Another gourmet meal, this time in the restaurant of MNAC. The restaurant has crafted two art themed meals and I have now eaten both of them. At different times I hasten to add, and both were delicious.
The food is augmented by sitting (as we were) with the best positions to appreciate the best non-view in the world. This is the vista from the vast windows of the museum restaurant. It is a view that has all visitors reaching for their selfie sticks, but it is one that is woefully inadequate in my view. So to speak.
As you eat your meal you can look down the pavilion studded way towards Plaza España and beyond to . . . not very much. When you take out the bullring and the brick edifice of La Caixa’s gallery you are left with the sprawling effusion of uninspired modern architecture oozing its way up into the unimpressive hills that surround the city. The landmark of the ugly church of Tibidabo reaches its squat Gothic towers into the sky and that’s it. If the building of MNAC had been rotated a further 90 degrees, then the restaurant would have had a view of the much more interesting Sagrada Familla and the sea. Alas, it was not so rotated and we have to make do with the best non-view in the world.
It spite of my slighting comments, it is impressive – if only because so many other people spend all their time photographing it. At least in the restaurant one is above the clicking masses and one’s view is uninterrupted!
For the third time, visitor(s) have been dragooned into viewing ‘my painting’ by Lluis Dalmau and, as I expound on its virtues to a cowed audience, I must admit that the thing is growing on me. I now firmly find myself in the camp that celebrates this painting as one of the stars of the Catalan collection and not as some sort of pastiche of half-remembered Van Eyck – though I do know that there is a case to be made for the latter view!
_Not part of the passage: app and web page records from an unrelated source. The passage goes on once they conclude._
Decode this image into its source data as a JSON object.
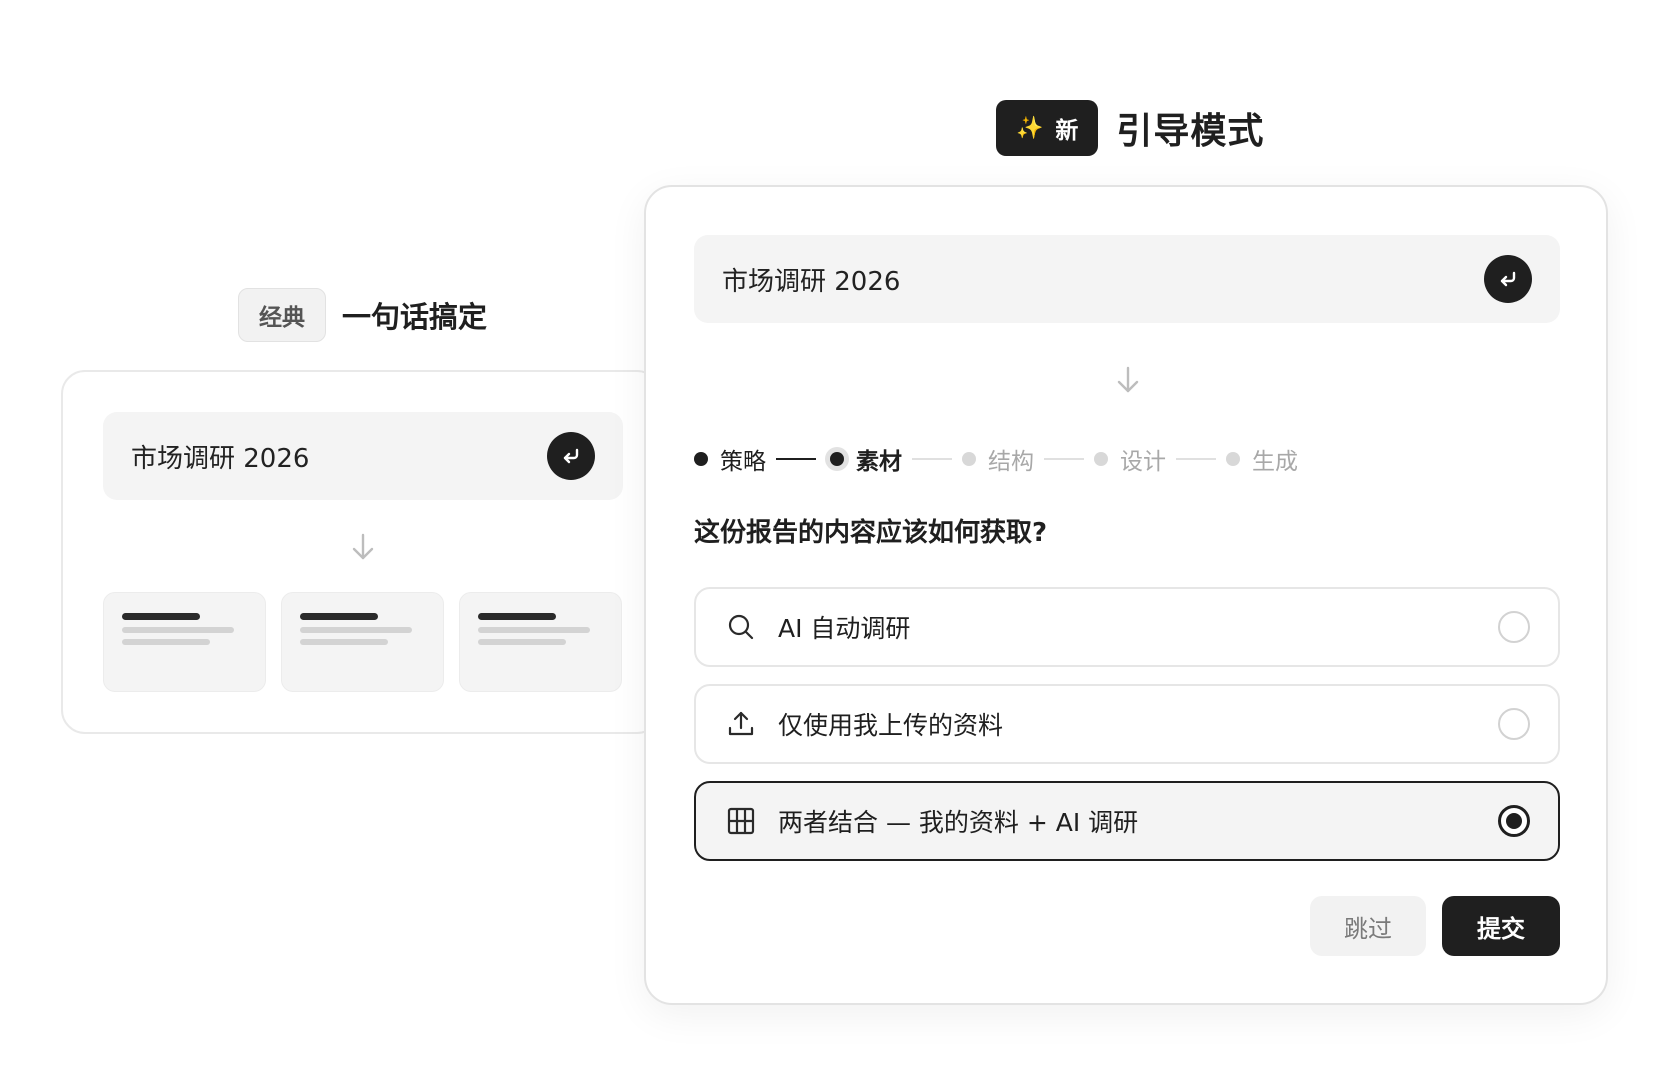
{
  "classic": {
    "badge": "经典",
    "title": "一句话搞定",
    "prompt": "市场调研 2026",
    "enter_icon": "enter-icon",
    "arrow_icon": "arrow-down-icon"
  },
  "guided": {
    "badge_icon": "sparkles-icon",
    "badge_sparkle": "✨",
    "badge": "新",
    "title": "引导模式",
    "prompt": "市场调研 2026",
    "steps": [
      {
        "label": "策略",
        "state": "done"
      },
      {
        "label": "素材",
        "state": "current"
      },
      {
        "label": "结构",
        "state": "pending"
      },
      {
        "label": "设计",
        "state": "pending"
      },
      {
        "label": "生成",
        "state": "pending"
      }
    ],
    "question": "这份报告的内容应该如何获取?",
    "options": [
      {
        "icon": "search-icon",
        "label": "AI 自动调研",
        "selected": false
      },
      {
        "icon": "upload-icon",
        "label": "仅使用我上传的资料",
        "selected": false
      },
      {
        "icon": "grid-icon",
        "label": "两者结合 — 我的资料 + AI 调研",
        "selected": true
      }
    ],
    "skip_label": "跳过",
    "submit_label": "提交"
  },
  "colors": {
    "primary": "#1f1f1f",
    "muted": "#a8a8a8",
    "surface": "#f4f4f4",
    "accent_sparkle": "#f5c518"
  }
}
We went through three parts of the museum and perhaps did too much, as was made clear when the ‘reviving’ cup of coffee that we had on the outside terrace did not have quite the stimulating effect that we were expecting.
Although it is only one day after my birthday, I am eagerly awaiting the significant letter from Newcastle that will give me the option to rake in my past pension. This foison cannot come soon enough as it is spent and more than spent – at least in my imagination. Time is ploughing on and the longer we wait to book a decent hotel in Gran Canaria for Christmas the more difficult it will be. However, the weather at present is a factor that will give a certain impetus to our cogitations. The ground is damp from past rain and the sun struggles to get through cloud. This is not Britain, so we do actually get some sun. It is an odd day indeed when the sun refuses to show itself in Catalonia – if only for a brief moment in the twenty-four hours! Brief it might well be, but it does happen and it restores one’s faith. In something.
After a woefully short visit, Emma is returning to Cardiff. We seems to have done little more than eat, though to be fair to the both of us we have varied the location of our gustation: Castelldefels, Barcelona and Sitges – and we have not neglected culture. The only thing missing was uninterrupted sunshine, though Emma made a spirited defence for seeing the City of Barcelona in cloud covered gloom as giving a different perspective from the blight, glinting sunshine defined outlines that one is used to. I’m not convinced.
This afternoon a scheduled doctor’s appointment to hear the results of the latest blood tests. As the last one was so satisfactory, I hope that this one is in the same area of success.